  • Microcomputers
    • PCs (Personal Computers) = desktop computers, PDAs (Personal Digital Assistants), Laptops & Notebooks, Tablet PCs.
  • Microcontrollers (Embedded Systems)
    • Computers embedded in "ordinary" systems.
    • Control your TV, telephone, microwave, CD-Player, car airbags, ....
what is computing
What is Computing?
  • Computing is a 4-step sequence that turns raw data into useful information:
    • Input
    • Processing
    • Storage (sometimes omitted)
    • Output
input
Input
  • Input is when information is received from an outside source, such as:
      • A device: keyboard, mouse, modem, network card.
      • Memory: DVD movie, file on hard drive, CD
processing
Processing
  • Done in the CPU (Central Processing Unit)
  • The computer executes millions (or billions) of very simple instructions per second. Examples include:
    • FETCH a memory element.
    • FETCH another memory element.
    • ADD these memory elements together.
    • STORE the result to memory.
    • These instructions form the computer’s program.
  • Firmware: unchangeable instructions that are executed when computer first boots up. These instructions are located in ROM (read-only memory), and contain basic hardware sequences which cannot be altered because they are permanently etched into a physical chip
  • Software:
    • Applications (e.g. Word, Excel, Internet Explorer)
    • System Software / Operating Systems (e.g. Any version of Windows)
processing pt 2
Processing pt 2
  • The processor follows this basic cycle:
    • FETCH
    • DECODE
    • EXECUTE
    • STORE
  • The cycle starts again when the next command is fetched.
storage
Storage
  • Information can be stored in volatile or non-volatile memory.
    • Volatile memory (basically RAM) is fast but if the power goes, all the data is lost.
    • Non-volatile memory is slower, but the data persists even after you power down your computer. Examples: DVD disks, CDs, floppy disks, hard drives
output
Output
  • Output occurs any time information is passed from the computer to an external device
  • Examples:
    • A file prints on the printer
    • A page is displayed on the monitor
    • A signal is sent over a modem or network card
the book vs me
The Book vs. Me
  • System Cabinet???
  • 10.8 Gig = $120 in 2001
  • 120 GB = $120 in 2002

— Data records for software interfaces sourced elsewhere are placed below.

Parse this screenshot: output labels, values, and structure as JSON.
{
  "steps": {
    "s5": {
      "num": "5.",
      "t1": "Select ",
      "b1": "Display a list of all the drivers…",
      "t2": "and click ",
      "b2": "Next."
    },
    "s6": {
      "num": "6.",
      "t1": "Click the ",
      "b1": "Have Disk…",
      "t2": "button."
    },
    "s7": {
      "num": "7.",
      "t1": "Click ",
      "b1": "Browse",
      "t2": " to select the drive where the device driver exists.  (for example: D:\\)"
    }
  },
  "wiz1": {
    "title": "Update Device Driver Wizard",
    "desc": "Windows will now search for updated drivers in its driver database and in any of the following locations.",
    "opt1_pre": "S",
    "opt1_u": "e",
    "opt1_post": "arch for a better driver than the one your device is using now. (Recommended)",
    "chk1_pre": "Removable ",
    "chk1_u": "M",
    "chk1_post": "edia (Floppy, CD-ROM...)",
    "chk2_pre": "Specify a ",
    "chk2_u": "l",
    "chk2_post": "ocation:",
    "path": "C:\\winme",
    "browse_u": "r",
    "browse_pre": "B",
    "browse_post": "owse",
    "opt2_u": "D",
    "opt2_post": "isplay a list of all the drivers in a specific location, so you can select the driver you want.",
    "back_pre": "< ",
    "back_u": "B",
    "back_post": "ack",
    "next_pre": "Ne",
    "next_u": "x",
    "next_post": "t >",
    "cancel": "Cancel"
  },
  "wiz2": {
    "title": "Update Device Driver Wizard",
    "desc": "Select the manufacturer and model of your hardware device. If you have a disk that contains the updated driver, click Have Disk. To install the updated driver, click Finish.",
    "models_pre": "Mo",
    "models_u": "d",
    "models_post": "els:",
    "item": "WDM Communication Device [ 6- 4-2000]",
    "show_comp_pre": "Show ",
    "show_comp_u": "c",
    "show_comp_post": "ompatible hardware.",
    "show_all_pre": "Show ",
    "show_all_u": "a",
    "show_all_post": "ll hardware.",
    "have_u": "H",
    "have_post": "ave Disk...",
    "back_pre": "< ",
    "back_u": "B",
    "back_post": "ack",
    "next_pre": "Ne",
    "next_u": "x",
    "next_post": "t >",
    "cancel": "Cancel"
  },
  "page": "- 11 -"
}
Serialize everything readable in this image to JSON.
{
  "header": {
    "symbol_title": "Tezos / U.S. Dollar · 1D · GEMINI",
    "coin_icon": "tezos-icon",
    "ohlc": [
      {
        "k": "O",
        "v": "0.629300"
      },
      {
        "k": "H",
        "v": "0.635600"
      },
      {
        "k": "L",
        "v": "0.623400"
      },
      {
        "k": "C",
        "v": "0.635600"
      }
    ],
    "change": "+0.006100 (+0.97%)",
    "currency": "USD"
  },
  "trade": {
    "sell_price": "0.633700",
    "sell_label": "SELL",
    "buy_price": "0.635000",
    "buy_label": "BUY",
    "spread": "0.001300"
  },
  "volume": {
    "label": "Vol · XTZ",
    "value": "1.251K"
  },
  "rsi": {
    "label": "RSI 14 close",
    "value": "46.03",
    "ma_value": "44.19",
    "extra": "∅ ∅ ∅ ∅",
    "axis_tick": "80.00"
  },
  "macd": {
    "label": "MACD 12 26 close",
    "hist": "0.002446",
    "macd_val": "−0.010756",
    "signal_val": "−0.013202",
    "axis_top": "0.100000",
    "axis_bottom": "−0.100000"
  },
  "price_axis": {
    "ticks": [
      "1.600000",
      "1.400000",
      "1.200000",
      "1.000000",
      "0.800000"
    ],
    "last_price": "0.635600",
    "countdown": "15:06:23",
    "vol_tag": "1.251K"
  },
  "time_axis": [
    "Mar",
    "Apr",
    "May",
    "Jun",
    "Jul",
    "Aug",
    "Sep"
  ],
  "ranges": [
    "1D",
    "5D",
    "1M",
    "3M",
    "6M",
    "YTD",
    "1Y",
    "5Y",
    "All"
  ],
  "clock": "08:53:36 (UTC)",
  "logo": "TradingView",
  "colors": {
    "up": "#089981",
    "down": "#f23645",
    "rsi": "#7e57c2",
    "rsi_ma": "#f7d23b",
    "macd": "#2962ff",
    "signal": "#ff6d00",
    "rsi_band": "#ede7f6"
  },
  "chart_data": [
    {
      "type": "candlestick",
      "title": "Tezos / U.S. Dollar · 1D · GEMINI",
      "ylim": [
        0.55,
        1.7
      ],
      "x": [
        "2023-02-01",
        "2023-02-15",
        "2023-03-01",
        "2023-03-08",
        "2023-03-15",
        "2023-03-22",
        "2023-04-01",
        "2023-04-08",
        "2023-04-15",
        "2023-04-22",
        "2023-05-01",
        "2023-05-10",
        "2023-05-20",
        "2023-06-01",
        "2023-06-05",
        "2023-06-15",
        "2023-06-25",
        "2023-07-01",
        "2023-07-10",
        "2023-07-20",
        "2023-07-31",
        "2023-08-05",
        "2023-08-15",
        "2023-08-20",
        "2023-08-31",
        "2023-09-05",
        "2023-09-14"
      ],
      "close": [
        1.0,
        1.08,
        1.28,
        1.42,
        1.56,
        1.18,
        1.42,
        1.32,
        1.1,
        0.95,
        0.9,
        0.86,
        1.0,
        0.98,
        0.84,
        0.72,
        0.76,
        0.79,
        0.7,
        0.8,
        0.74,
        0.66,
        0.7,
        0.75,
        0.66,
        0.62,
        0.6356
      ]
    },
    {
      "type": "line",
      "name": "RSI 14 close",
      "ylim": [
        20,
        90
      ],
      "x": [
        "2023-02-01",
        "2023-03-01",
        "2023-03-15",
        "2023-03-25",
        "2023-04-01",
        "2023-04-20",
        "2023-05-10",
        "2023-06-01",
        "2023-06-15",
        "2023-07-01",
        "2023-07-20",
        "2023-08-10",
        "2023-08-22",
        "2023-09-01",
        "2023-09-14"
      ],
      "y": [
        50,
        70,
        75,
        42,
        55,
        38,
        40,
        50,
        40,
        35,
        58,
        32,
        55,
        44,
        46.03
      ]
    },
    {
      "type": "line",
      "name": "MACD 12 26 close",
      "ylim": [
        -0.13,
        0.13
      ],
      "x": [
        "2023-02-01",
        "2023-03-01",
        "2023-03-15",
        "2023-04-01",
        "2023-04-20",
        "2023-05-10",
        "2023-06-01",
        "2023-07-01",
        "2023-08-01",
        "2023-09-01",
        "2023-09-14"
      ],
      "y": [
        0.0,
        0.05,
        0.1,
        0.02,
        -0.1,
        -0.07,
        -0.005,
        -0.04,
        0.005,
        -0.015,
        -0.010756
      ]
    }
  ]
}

  • 120 GB = $75 in 2004
  • 120 GB = $59 in 2005
  • Building your own computer IS cheaper…
    • Until you factor in bad parts, repairs, system conflicts, your time, and frustration